**Action item**
Below are records to write out exactly; drop the pictures when you do.

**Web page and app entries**
◇ ◇ ◇ ◇ ◇

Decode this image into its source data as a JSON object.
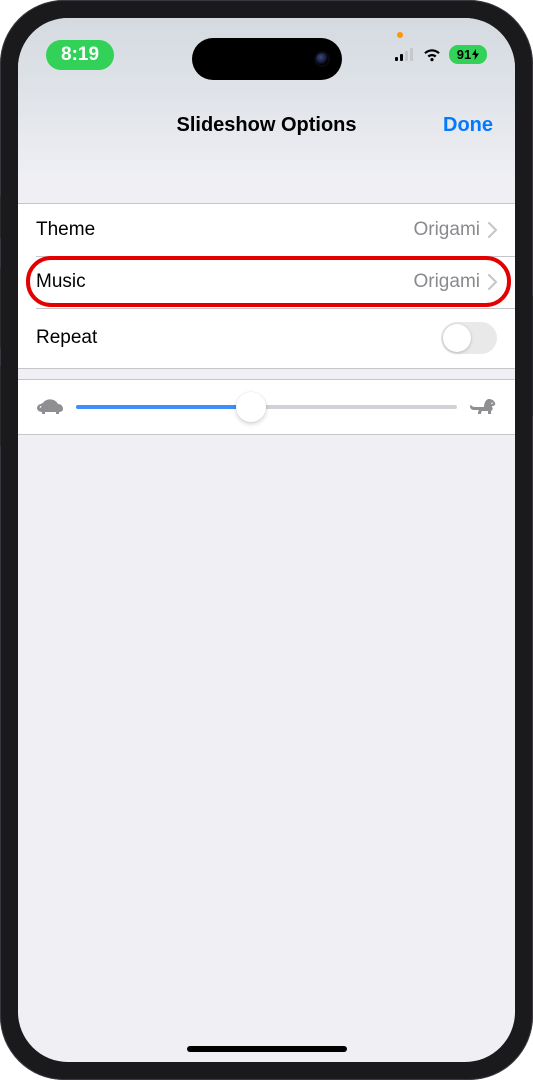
{
  "status_bar": {
    "time": "8:19",
    "battery_text": "91"
  },
  "header": {
    "title": "Slideshow Options",
    "done_label": "Done"
  },
  "rows": {
    "theme": {
      "label": "Theme",
      "value": "Origami"
    },
    "music": {
      "label": "Music",
      "value": "Origami"
    },
    "repeat": {
      "label": "Repeat",
      "toggle_on": false
    }
  },
  "speed_slider": {
    "value_percent": 46
  }
}
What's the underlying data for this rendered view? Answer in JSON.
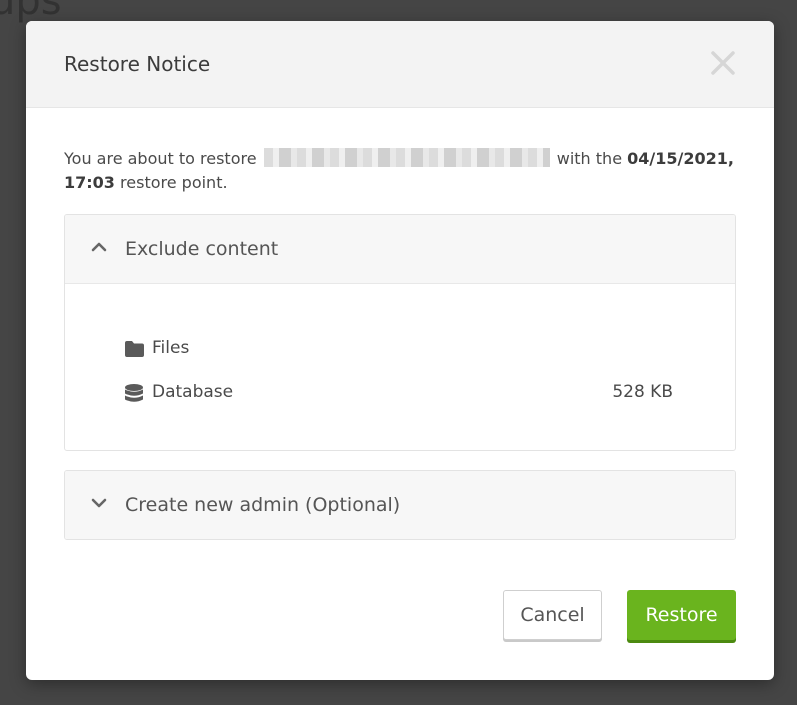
{
  "background": {
    "heading": "ups"
  },
  "modal": {
    "title": "Restore Notice",
    "intro_prefix": "You are about to restore",
    "intro_middle": "with the",
    "restore_point": "04/15/2021, 17:03",
    "intro_suffix": "restore point."
  },
  "exclude_panel": {
    "title": "Exclude content",
    "items": [
      {
        "label": "Files",
        "icon": "folder-icon",
        "size": ""
      },
      {
        "label": "Database",
        "icon": "database-icon",
        "size": "528 KB"
      }
    ]
  },
  "admin_panel": {
    "title": "Create new admin (Optional)"
  },
  "buttons": {
    "cancel": "Cancel",
    "restore": "Restore"
  },
  "colors": {
    "accent": "#6ab41e",
    "header_bg": "#f3f3f3"
  }
}
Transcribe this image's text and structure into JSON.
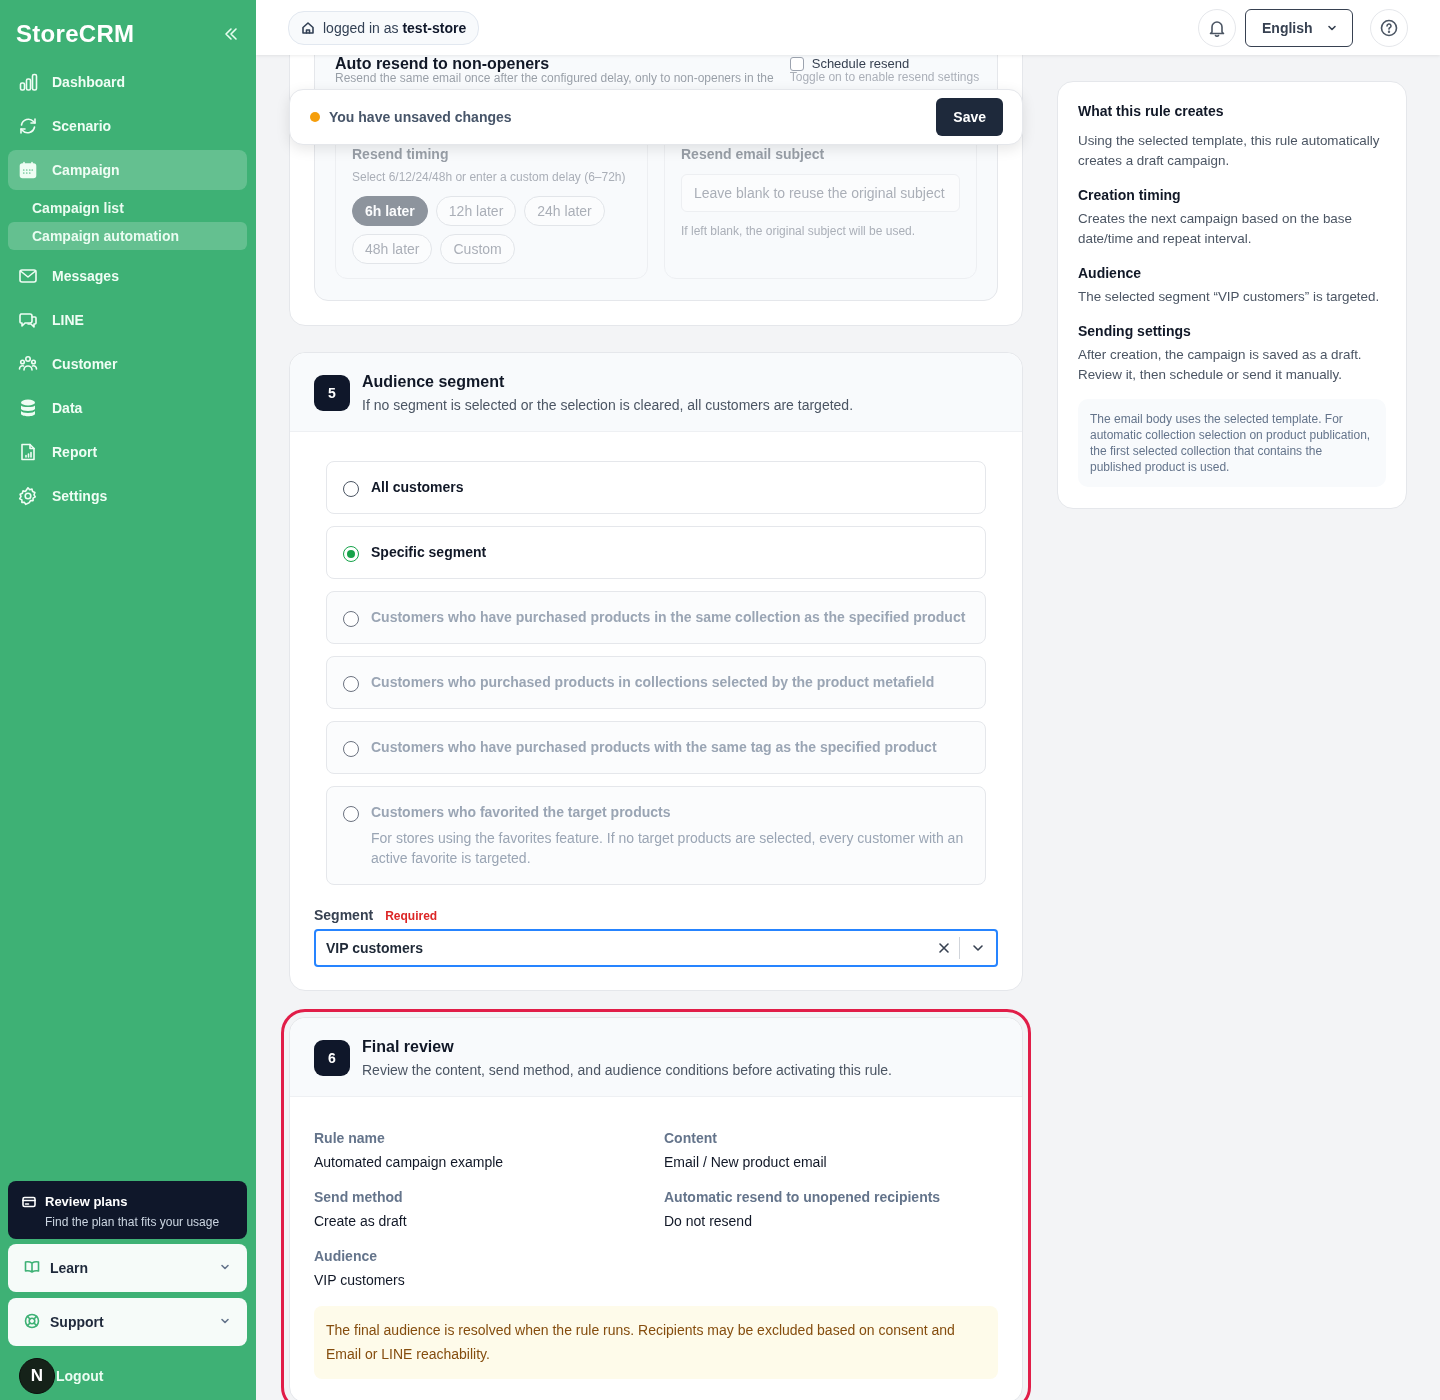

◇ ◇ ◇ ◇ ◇

**Answer to this task**
Decode this image into its source data as a JSON object.
{
  "status_bar": {
    "time": "8:19",
    "battery_text": "91"
  },
  "header": {
    "title": "Slideshow Options",
    "done_label": "Done"
  },
  "rows": {
    "theme": {
      "label": "Theme",
      "value": "Origami"
    },
    "music": {
      "label": "Music",
      "value": "Origami"
    },
    "repeat": {
      "label": "Repeat",
      "toggle_on": false
    }
  },
  "speed_slider": {
    "value_percent": 46
  }
}
What's the underlying data for this rendered view? Answer in JSON.
{
  "background": {
    "heading": "ups"
  },
  "modal": {
    "title": "Restore Notice",
    "intro_prefix": "You are about to restore",
    "intro_middle": "with the",
    "restore_point": "04/15/2021, 17:03",
    "intro_suffix": "restore point."
  },
  "exclude_panel": {
    "title": "Exclude content",
    "items": [
      {
        "label": "Files",
        "icon": "folder-icon",
        "size": ""
      },
      {
        "label": "Database",
        "icon": "database-icon",
        "size": "528 KB"
      }
    ]
  },
  "admin_panel": {
    "title": "Create new admin (Optional)"
  },
  "buttons": {
    "cancel": "Cancel",
    "restore": "Restore"
  },
  "colors": {
    "accent": "#6ab41e",
    "header_bg": "#f3f3f3"
  }
}
Transcribe this image's text and structure into JSON.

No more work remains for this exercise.